Your assignment: Copy each line of the records that contains the word "Beasiswa".

Data for this task:
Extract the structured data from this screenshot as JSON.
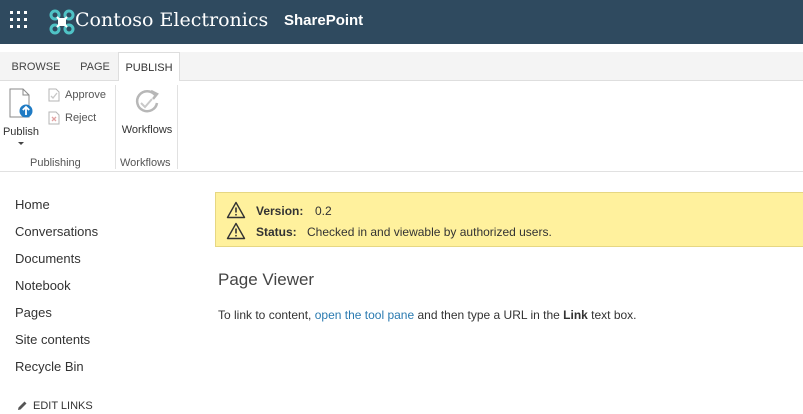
{
  "suite_bar": {
    "brand": "Contoso Electronics",
    "app": "SharePoint"
  },
  "ribbon": {
    "tabs": [
      {
        "label": "BROWSE",
        "active": false
      },
      {
        "label": "PAGE",
        "active": false
      },
      {
        "label": "PUBLISH",
        "active": true
      }
    ],
    "publishing": {
      "publish_label": "Publish",
      "approve_label": "Approve",
      "reject_label": "Reject",
      "group_label": "Publishing"
    },
    "workflows": {
      "button_label": "Workflows",
      "group_label": "Workflows"
    }
  },
  "nav": {
    "items": [
      "Home",
      "Conversations",
      "Documents",
      "Notebook",
      "Pages",
      "Site contents",
      "Recycle Bin"
    ],
    "edit_links": "EDIT LINKS"
  },
  "status": {
    "version_label": "Version:",
    "version_value": "0.2",
    "status_label": "Status:",
    "status_value": "Checked in and viewable by authorized users."
  },
  "content": {
    "title": "Page Viewer",
    "instruction_pre": "To link to content, ",
    "instruction_link": "open the tool pane",
    "instruction_mid": " and then type a URL in the ",
    "instruction_bold": "Link",
    "instruction_post": " text box."
  },
  "colors": {
    "suite_bar": "#2f4a5f",
    "status_bg": "#fff19d",
    "link": "#2a7ab0",
    "logo_teal": "#4fc3c6"
  },
  "icons": {
    "waffle": "app-launcher-icon",
    "logo": "contoso-logo-icon",
    "publish": "publish-icon",
    "approve": "approve-icon",
    "reject": "reject-icon",
    "workflows": "workflows-icon",
    "warning": "warning-icon",
    "edit": "pencil-icon"
  }
}
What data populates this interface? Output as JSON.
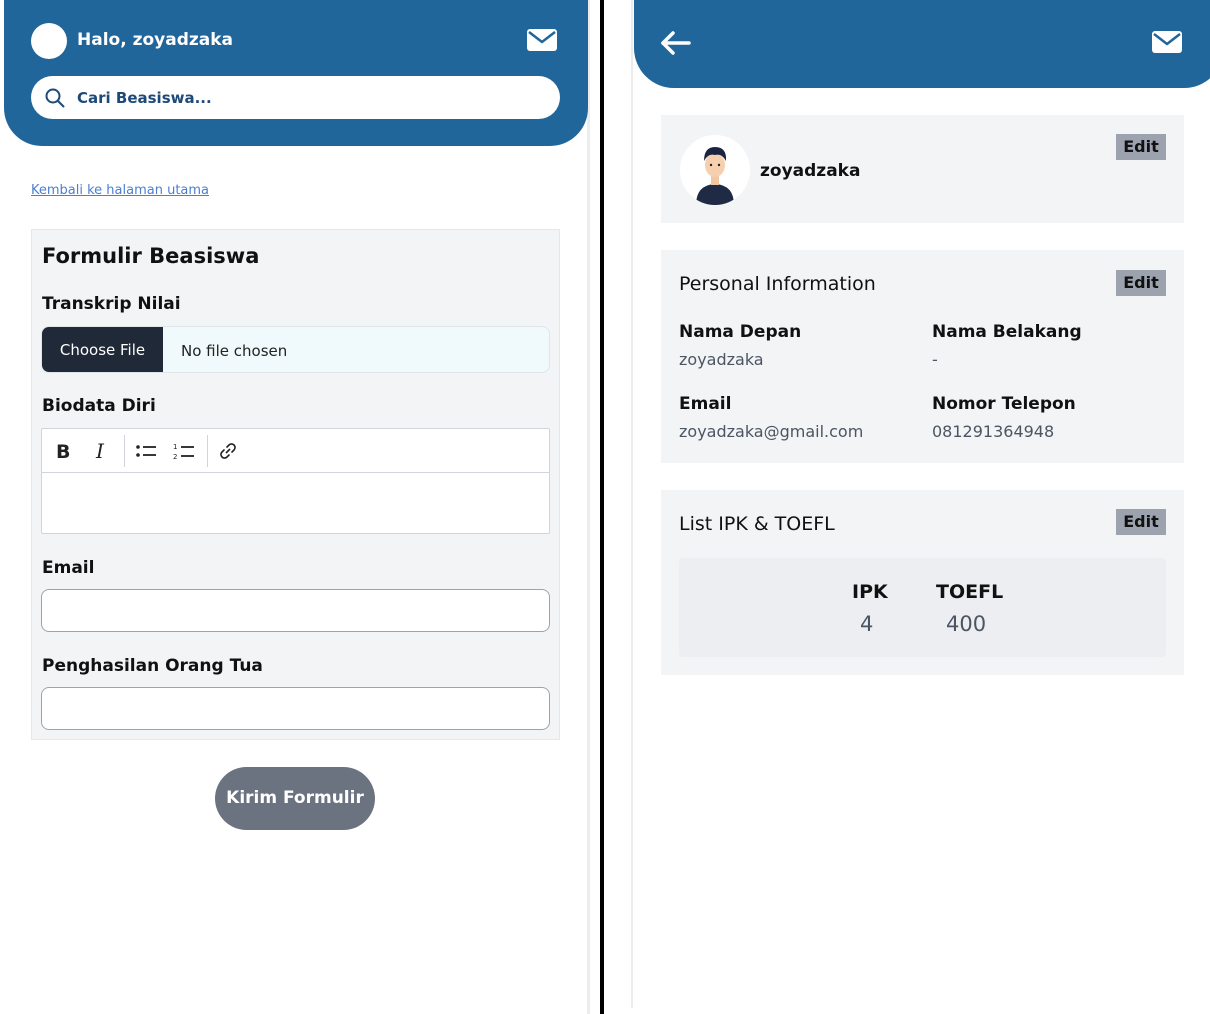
{
  "left": {
    "greeting": "Halo, zoyadzaka",
    "search_placeholder": "Cari Beasiswa...",
    "back_link": "Kembali ke halaman utama",
    "form": {
      "title": "Formulir Beasiswa",
      "transcript_label": "Transkrip Nilai",
      "choose_file": "Choose File",
      "no_file": "No file chosen",
      "biodata_label": "Biodata Diri",
      "email_label": "Email",
      "income_label": "Penghasilan Orang Tua",
      "submit": "Kirim Formulir"
    }
  },
  "right": {
    "profile": {
      "username": "zoyadzaka",
      "edit": "Edit"
    },
    "personal": {
      "title": "Personal Information",
      "edit": "Edit",
      "first_name_label": "Nama Depan",
      "first_name": "zoyadzaka",
      "last_name_label": "Nama Belakang",
      "last_name": "-",
      "email_label": "Email",
      "email": "zoyadzaka@gmail.com",
      "phone_label": "Nomor Telepon",
      "phone": "081291364948"
    },
    "scores": {
      "title": "List IPK & TOEFL",
      "edit": "Edit",
      "ipk_label": "IPK",
      "ipk": "4",
      "toefl_label": "TOEFL",
      "toefl": "400"
    }
  },
  "colors": {
    "header": "#20669a",
    "submit": "#6b7280",
    "edit": "#9ca3af"
  }
}
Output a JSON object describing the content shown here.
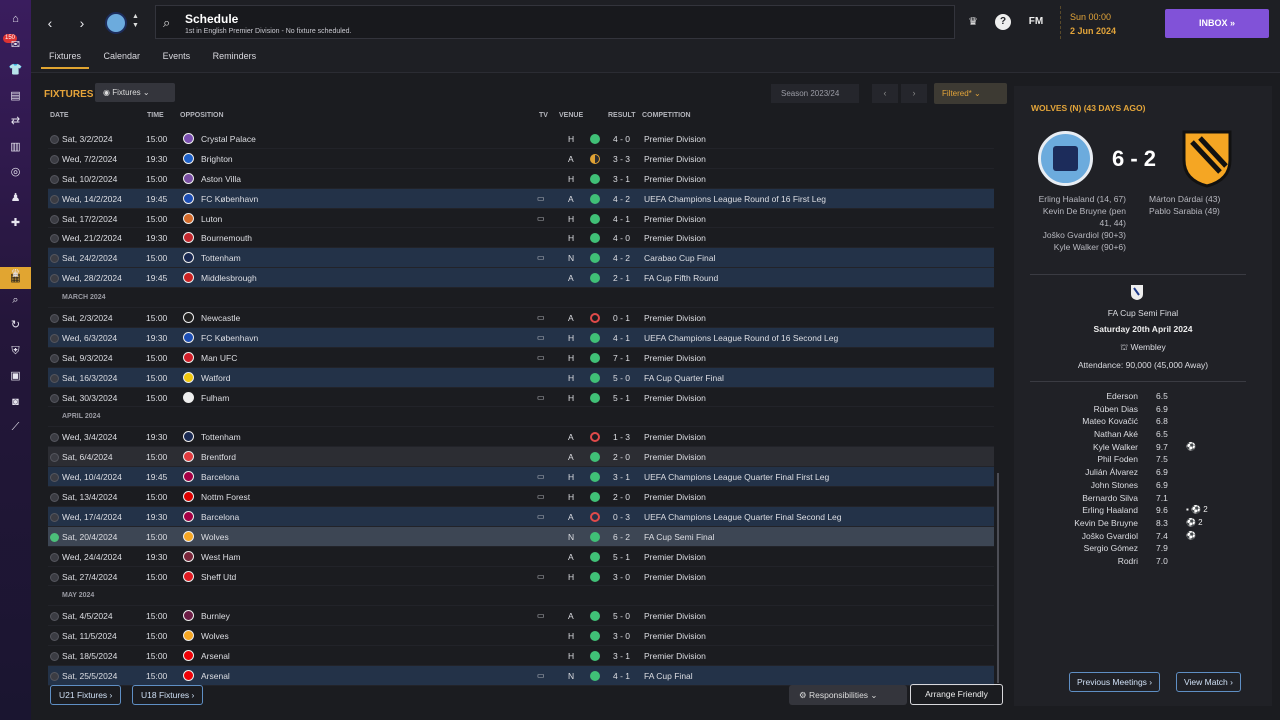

Response area:
    "search_placeholder": "Cari Beasiswa...",
      "title": "Formulir Beasiswa",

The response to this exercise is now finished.